On Tuesday, December 13, the US is due to announce a breakthrough in fusion power that could change
What is known
Thermonuclear fusion could be a replacementcarbon fuels and nuclear power plants. Since the middle of the last century, scientists have been trying to use it to generate energy. However, all this time they managed, at best, only to compensate for the energy that was spent on starting the reaction. And now, it seems, American scientists have done what their predecessors failed to do for decades.
The discovery, about which the Department of EnergyThe United States will officially announce tomorrow, capable of providing humanity with a virtually inexhaustible source of energy. In theory. According to the Financial Times, scientists at the Livermore National Laboratory in the United States were able to obtain more energy from fusion than was used to start the reaction.

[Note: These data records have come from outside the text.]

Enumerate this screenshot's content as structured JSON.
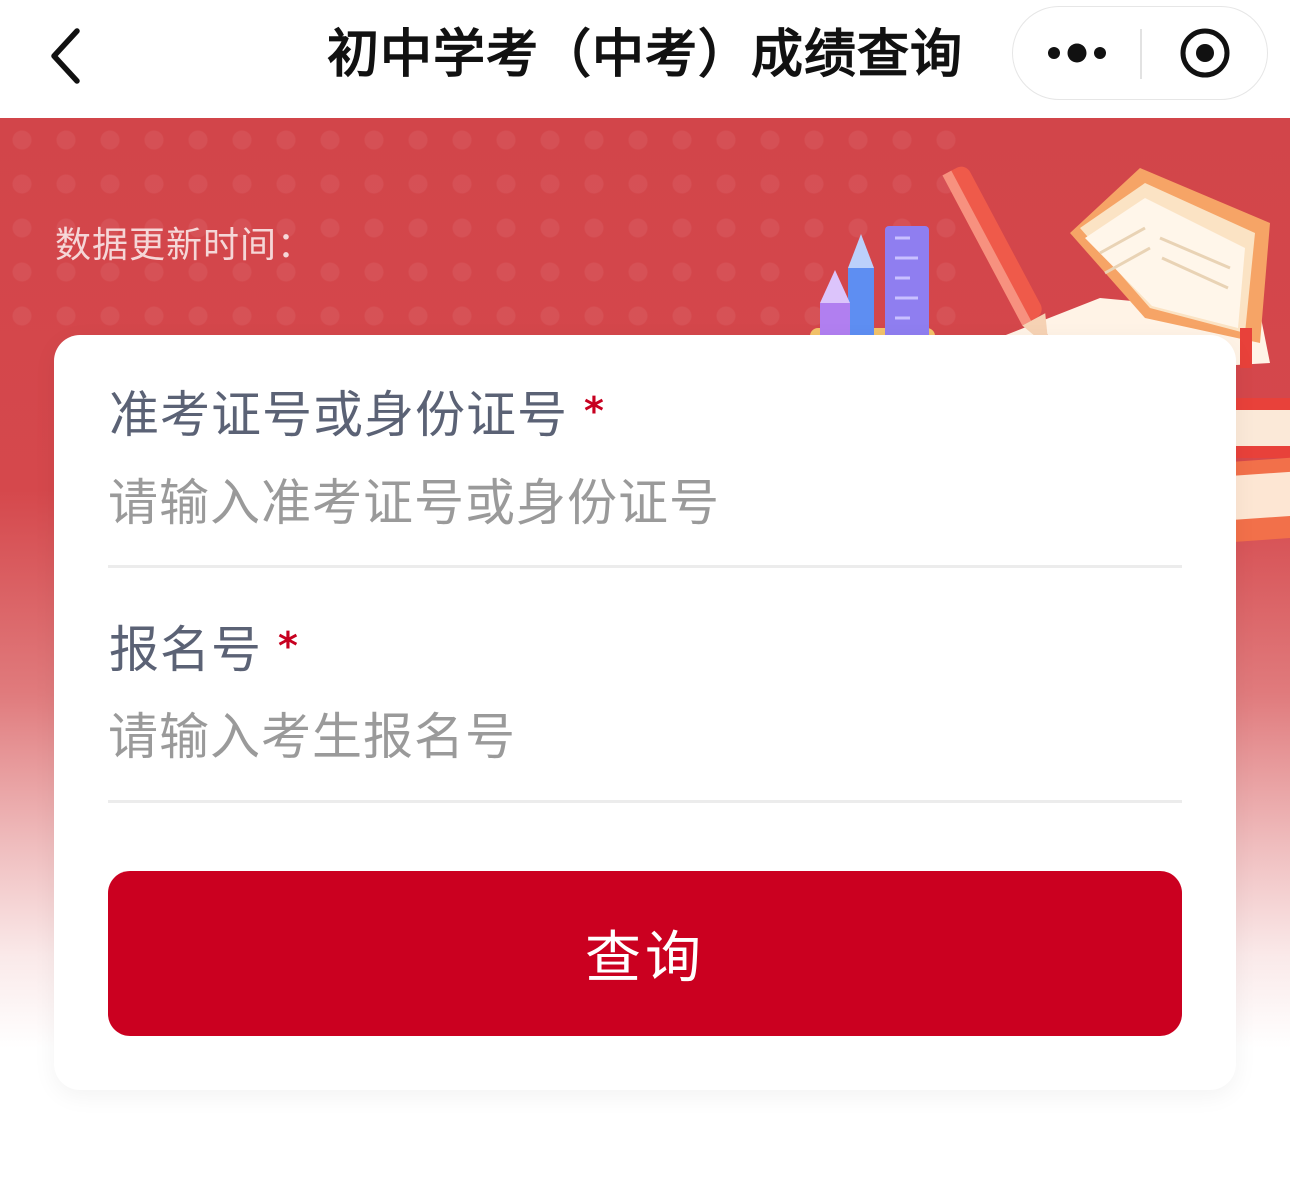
{
  "navbar": {
    "title": "初中学考（中考）成绩查询",
    "back_icon": "chevron-left-icon",
    "more_icon": "more-dots-icon",
    "close_icon": "target-circle-icon"
  },
  "hero": {
    "update_time_label": "数据更新时间："
  },
  "form": {
    "id_field": {
      "label": "准考证号或身份证号",
      "required_mark": "*",
      "value": "",
      "placeholder": "请输入准考证号或身份证号"
    },
    "reg_field": {
      "label": "报名号",
      "required_mark": "*",
      "value": "",
      "placeholder": "请输入考生报名号"
    },
    "submit_label": "查询"
  },
  "colors": {
    "primary": "#cb0020",
    "hero_red": "#d2454a",
    "label_text": "#5b6275",
    "placeholder": "#9a9a9a"
  }
}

The authors of the experiment, which lasted fortwo weeks, they used the world's largest laser to irradiate hydrogen plasma. 2.1 MJ of energy was spent to start the reaction. As a result of thermonuclear fusion, 2.5 MJ of energy was generated, i.e. the net gain was 0.4 MJ.
Two experts confirmed that the energy outputreally was more than they expected. At the same time, the scientists agreed to comment solely on condition of anonymity, since the data obtained during the experiment have not yet been fully verified.
The fusion reaction was run in the complexNational Ignition Facility (NIF), which is owned by the Livermore National Laboratory in the United States. $3.5 billion was invested in the creation of this scientific facility. At first, it was mainly used to simulate military nuclear explosions. Over time, NIF began to conduct experiments on thermonuclear fusion. During one of these last year, scientists were able to generate 70% of the energy that lasers needed.
One of the American officials called thistechnology is a "holy grail" that can lift more people out of poverty than opening fire. At the same time, scientists note that the appearance of the first thermonuclear power plants should not be expected in the coming decades.